A stunning reimagining of Homer's Odyssey set in post-apocalyptic Los Angeles, written by a master storyteller.Seventeen-year-old Penelope (Pen) has lost everything—her home, her parents, and her ten-year-old brother. Like a female Odysseus in search of home, she navigates a dark world full of strange creatures, gathers companions and loses them, finds love and loses it, and faces her mortal enemy.In her signature style, Francesca Lia Block has created a world that is beautiful in its destruction and as frightening as it is lovely. At the helm is Pen, a strong heroine who holds hope and love in her hands and refuses to be defeated.
Pen lives in a post-apocalyptic Los Angeles. Two months after an earthquake opened a huge gash in the earth, and the sea came rushing up to her house, she’s still hiding from the broken world outside, surviving on stockpiled canned goods. She hasn’t seen her family since the disaster, and fears the worst... When her fragile denial and ‘peace’ is broken, Pen must venture out into a changed landscape. She will see unbelievable things, meet mythical creatures, mine her strengths, and adopt a dangerous quest, all in the name of love. Whether or not she comes home again will be a matter of will, of luck, of the strengths of her companions, and a bit of magic.
My summary above makes this book sound rather concrete! I’m actually proud that I could distill it down from concepts and allusions and magical realism into something that makes linear sense. Warning: Love in the Time of Global Warming does not make much sense, in a traditional plot sort of way. Yes, it is about a journey that mirrors Odysseus’ in The Odyssey. But. This version of the story is full of flashbacks and foresight to other times, musings on art and its importance even in a world where survival is paramount, queer identity, being good to the earth, and possible gifts/powers that have sprung up amid the desolation. All of those things overwhelm the ‘journey’ thread, making the book seem more like a series of related vignettes. The effect is fable-ish.
Pen herself is a confused, grieving teen with a bent toward the fantastic. Her mind loops around a blend of memory, religion, art, symbolism, and story, and in the midst of it all Pen finds pieces of herself that weren’t evident in life ‘Before.’ While she occupies the post of narrator, she’s not always the central figure in the tale. I found myself frustrated in the extreme with this Pen-narrated, unfocused storytelling. Experiences had a vague quality to them, so even though the end of the world sounded terrible, it never made it into my mind’s eye. In addition, the themes of sexuality, gender, and addiction were never fully explored. I could tell that the book was making statements, but I felt as though I was being asked to unravel a muddle that could have been made explicit. Feeling stupid while reading makes me grumpy, folks.
In the end, I have found two ways to describe this book: one is kind, the other one… honest. Feel free to take your pick. 1) Love in the Time of Global Warming is an elliptical, fantastical tale that takes on the theme of identity and claims art and love above all. 2) Love in the Time of Global Warming is a book that tries very hard to be meaningful, but in the end feels like reading an extended nightmare or drug-addled dream.

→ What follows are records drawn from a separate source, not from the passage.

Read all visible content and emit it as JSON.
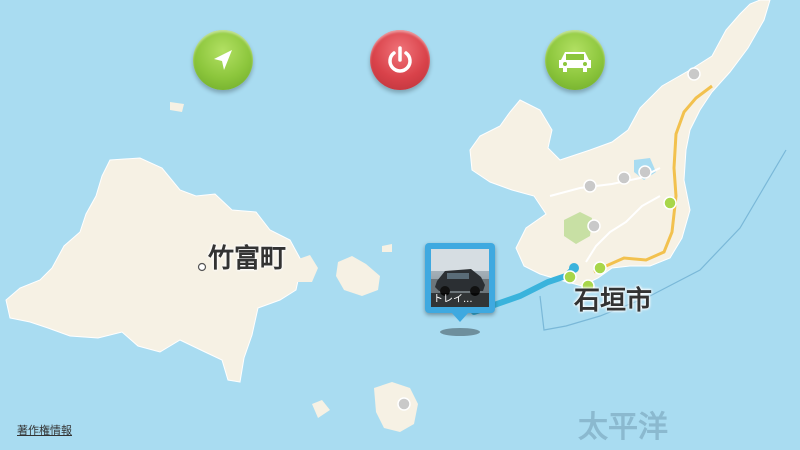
{
  "toolbar": {
    "locate_icon": "navigation-arrow-icon",
    "power_icon": "power-icon",
    "car_icon": "car-icon",
    "colors": {
      "green": "#8cc63c",
      "red": "#d9424a"
    }
  },
  "map": {
    "labels": {
      "taketomi": "竹富町",
      "ishigaki": "石垣市",
      "pacific": "太平洋"
    },
    "copyright": "著作権情報",
    "photo_pin": {
      "caption": "トレイ..."
    },
    "colors": {
      "water": "#a9dcf1",
      "land": "#f6f1e4",
      "route": "#3ab3dc",
      "road": "#f2c14e"
    }
  }
}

As I said… take your pick.
Recommended for: readers who like trippy fantasy and sci-fi as long as it is pretty (and for whom coherency is not a number one priority).